Russia is proposing wide ranging defence deals with Austria and South Korea as a means of paying off long-term debts to the two nations.
The South Korean defence ministry says it is planning to buy about $500 million of defence material, including fixed- and rotary-wing aircraft from Russia this year.
Col Kim Yong-hwan, chief of the ministry's acquisitions policy division, said in Seoul last week that the country has agreed to sign a deal including the purchase of in-flight refuelling tankers, transport and training aircraft, and transport helicopters.
The first working-level meeting on the purchase was held in December, and followed up with another meeting earlier this month.
The deal is seen as a move to reduce the $1.8 billion of outstanding Russian debt to Seoul, which dates back to the administration of Roh Tae-woo, South Korea's president from 1987to 1992.
"The Russians have been pressing for some time for Korea to offset its debt through purchases of equipment, and they are now pushing hard again with Russian President Vladimir Putin due to visit at the end of February," says a senior defence source in Seoul.
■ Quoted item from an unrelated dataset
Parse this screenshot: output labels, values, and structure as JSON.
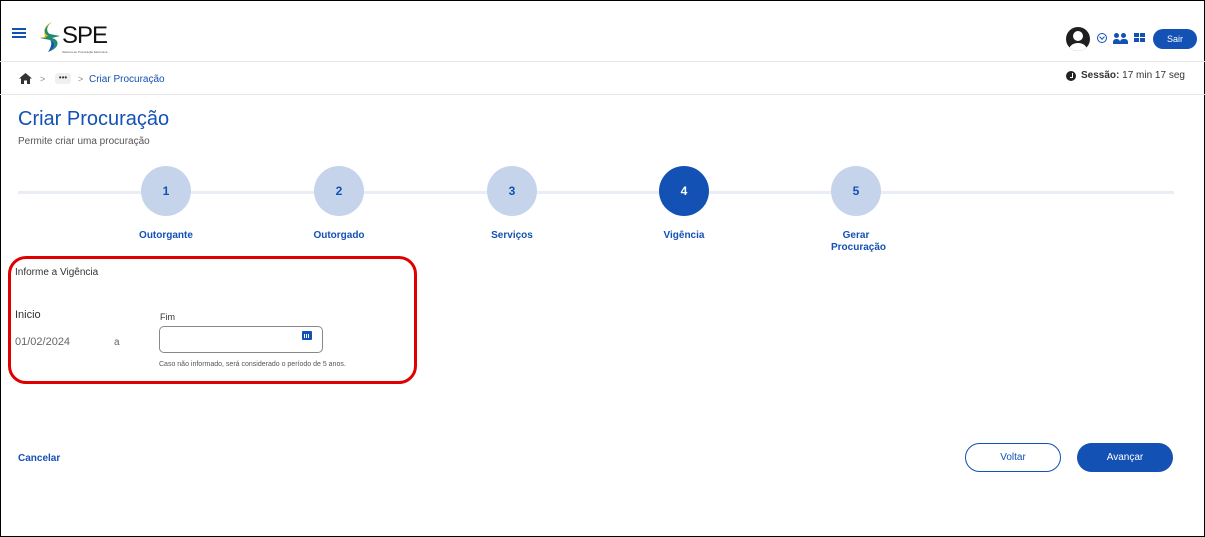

However, the source adds that the purchases are intended to meet "not terribly conspicuous" needs, pointing out that a transport helicopter requirement "is not around as a visible programme". Also, Korea already has two home-grown military trainer aircraft -the Daewoo KT-1 Woong-Bee turboprop primary trainer and the forthcoming Korea Aerospace Industries T-50 Golden Eagle jet.
Kim says that a "field study" of available equipment will be carried out by the ministry next month, and a list of items to buy could be drawn up by the end of March.
Putin has also been at the centre of a Russian bid to sell fighters to Austria. The Russian president is offering to trade an undisclosed number of RSK MiG-29 fighters in exchange for cancellation of the country's $300 million debt to Austria. The proposal was made during a three-day state visit to Vienna by the Russian leader starting 7 February.
The offer comes as Austria considers options for replacing obsolete Saab J35 Draken fighters. An Austrian delegation, led by right-wing politician Joerg Haider, visited Moscow last October to discuss the proposal, according to Austrian press reports.
The Russian government has not clarified which variant of MiG-29 is on offer. Large numbers of early model MiG-29A fighters remain in storage and similar aircraft have already been included in deals with other customers such as Slovakia and Bulgaria.
It is likely, however, that the Austrian air force would want a modernised variant, with upgraded avionics at least compatible with its NATO neighbours.
The Austrian air force favours the Saab/BAE JAS 39 Gripen, though the Boeing F/A-18, Dassault Mirage 2000-5 and Lockheed Martin F-16 are also contenders.
Source: Flight International